- **EXERCISE DATA**:
———
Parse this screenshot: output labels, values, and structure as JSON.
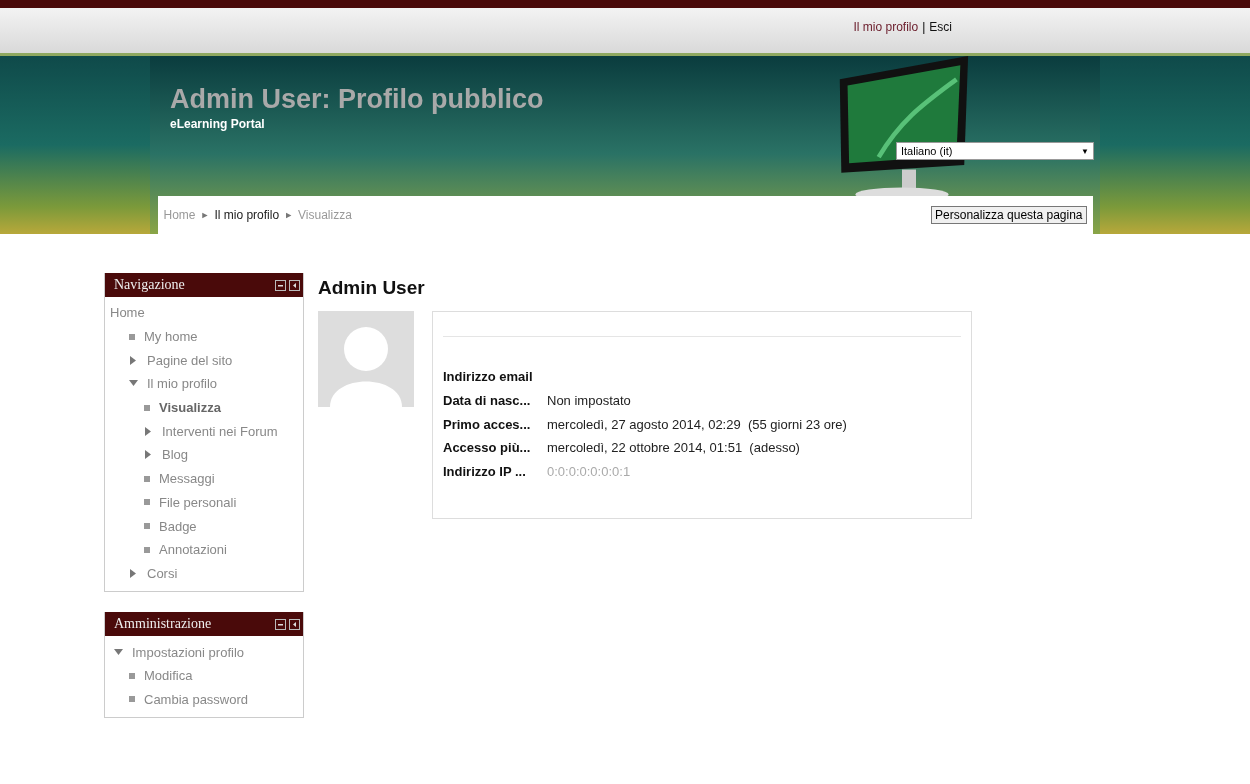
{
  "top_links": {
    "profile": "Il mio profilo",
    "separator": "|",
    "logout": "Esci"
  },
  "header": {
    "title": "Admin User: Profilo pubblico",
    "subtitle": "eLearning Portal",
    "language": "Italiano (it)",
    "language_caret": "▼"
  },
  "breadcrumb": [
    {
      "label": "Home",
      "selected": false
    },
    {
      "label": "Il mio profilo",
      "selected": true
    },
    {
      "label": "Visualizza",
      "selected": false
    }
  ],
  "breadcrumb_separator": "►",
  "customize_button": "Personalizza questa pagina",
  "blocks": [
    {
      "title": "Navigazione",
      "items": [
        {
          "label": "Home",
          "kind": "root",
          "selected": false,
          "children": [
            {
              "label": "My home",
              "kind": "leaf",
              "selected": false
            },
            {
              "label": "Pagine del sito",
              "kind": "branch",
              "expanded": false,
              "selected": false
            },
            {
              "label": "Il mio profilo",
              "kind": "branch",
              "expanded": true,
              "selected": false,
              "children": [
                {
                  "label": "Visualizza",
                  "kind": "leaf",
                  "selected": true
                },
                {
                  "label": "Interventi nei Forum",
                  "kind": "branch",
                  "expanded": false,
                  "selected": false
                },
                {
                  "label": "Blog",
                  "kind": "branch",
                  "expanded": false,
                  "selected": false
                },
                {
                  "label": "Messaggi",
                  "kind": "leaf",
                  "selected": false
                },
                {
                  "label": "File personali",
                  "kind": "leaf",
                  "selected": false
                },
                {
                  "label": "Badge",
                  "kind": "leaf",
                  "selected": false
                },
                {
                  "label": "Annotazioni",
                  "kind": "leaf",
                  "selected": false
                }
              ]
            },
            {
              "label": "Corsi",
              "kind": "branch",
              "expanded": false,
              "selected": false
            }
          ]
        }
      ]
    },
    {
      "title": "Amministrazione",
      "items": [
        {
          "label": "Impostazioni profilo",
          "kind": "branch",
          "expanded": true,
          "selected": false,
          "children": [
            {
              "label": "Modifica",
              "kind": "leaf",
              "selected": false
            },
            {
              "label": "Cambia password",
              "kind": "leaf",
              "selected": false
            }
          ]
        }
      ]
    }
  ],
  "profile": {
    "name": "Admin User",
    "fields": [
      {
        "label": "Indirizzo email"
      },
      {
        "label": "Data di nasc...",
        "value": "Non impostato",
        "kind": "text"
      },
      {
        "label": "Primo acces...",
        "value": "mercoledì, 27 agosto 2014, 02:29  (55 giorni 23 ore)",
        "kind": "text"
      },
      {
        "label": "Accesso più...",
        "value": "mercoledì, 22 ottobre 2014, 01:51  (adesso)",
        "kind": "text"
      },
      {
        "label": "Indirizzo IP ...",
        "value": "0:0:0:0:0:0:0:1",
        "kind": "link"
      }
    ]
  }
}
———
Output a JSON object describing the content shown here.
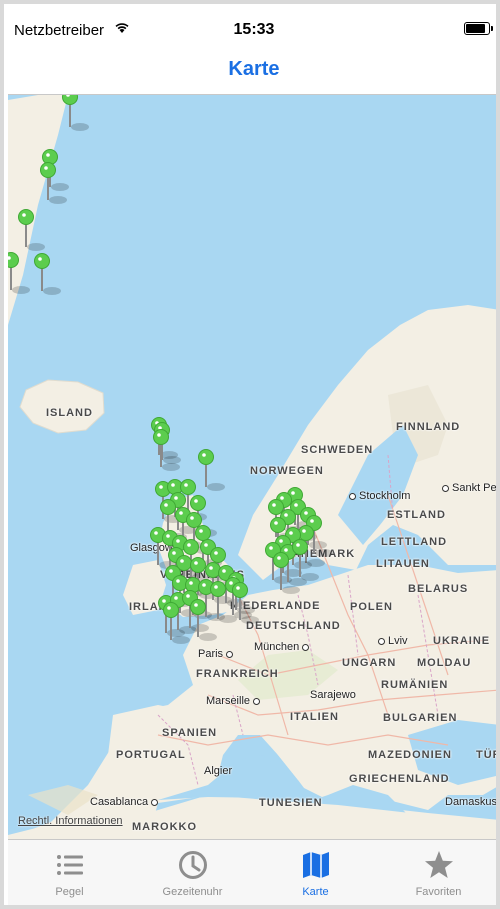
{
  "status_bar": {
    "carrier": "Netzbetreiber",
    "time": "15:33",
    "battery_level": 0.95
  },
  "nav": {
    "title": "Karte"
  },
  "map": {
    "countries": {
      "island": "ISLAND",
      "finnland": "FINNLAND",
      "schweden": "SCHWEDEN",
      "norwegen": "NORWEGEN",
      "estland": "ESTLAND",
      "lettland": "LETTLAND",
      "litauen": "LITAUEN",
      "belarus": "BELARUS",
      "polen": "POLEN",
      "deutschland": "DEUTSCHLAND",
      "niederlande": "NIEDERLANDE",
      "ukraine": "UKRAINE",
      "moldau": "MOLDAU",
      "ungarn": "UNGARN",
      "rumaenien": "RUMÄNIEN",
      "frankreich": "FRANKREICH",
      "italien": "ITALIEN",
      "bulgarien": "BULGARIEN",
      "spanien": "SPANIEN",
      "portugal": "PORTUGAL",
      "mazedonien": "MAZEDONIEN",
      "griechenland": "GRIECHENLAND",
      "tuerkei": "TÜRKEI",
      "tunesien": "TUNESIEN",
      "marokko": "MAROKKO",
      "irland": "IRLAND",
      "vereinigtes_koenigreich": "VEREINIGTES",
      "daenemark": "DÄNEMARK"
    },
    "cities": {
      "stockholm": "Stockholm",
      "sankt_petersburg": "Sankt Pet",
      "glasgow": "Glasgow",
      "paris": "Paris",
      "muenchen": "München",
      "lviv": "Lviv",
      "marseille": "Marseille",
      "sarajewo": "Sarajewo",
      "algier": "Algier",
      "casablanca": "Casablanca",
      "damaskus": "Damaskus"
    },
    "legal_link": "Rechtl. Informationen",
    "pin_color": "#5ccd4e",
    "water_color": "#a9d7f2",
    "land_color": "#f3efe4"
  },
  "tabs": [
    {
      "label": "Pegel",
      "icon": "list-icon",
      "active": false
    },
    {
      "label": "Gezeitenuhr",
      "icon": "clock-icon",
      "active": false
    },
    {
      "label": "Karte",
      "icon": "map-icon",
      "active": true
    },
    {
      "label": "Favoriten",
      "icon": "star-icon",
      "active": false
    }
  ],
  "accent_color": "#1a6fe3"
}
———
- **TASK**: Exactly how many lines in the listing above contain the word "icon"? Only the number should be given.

- **TASK ANSWER**: 4